▸ **Task**:
Please write out the data exactly, line by line.

Data entries
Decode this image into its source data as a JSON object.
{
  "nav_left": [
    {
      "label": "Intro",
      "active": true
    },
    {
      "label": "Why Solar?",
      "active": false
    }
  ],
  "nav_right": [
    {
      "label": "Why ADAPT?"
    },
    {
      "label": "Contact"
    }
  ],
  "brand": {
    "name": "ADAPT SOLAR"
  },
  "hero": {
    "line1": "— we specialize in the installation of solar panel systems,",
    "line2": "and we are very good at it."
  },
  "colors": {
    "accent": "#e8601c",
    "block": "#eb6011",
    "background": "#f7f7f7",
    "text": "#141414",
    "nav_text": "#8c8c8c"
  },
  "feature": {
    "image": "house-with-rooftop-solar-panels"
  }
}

▸ **Reply**:
Decode this image into its source data as a JSON object.
{
  "nav_left": [
    {
      "label": "Intro",
      "active": true
    },
    {
      "label": "Why Solar?",
      "active": false
    }
  ],
  "nav_right": [
    {
      "label": "Why ADAPT?"
    },
    {
      "label": "Contact"
    }
  ],
  "brand": {
    "name": "ADAPT SOLAR"
  },
  "hero": {
    "line1": "— we specialize in the installation of solar panel systems,",
    "line2": "and we are very good at it."
  },
  "colors": {
    "accent": "#e8601c",
    "block": "#eb6011",
    "background": "#f7f7f7",
    "text": "#141414",
    "nav_text": "#8c8c8c"
  },
  "feature": {
    "image": "house-with-rooftop-solar-panels"
  }
}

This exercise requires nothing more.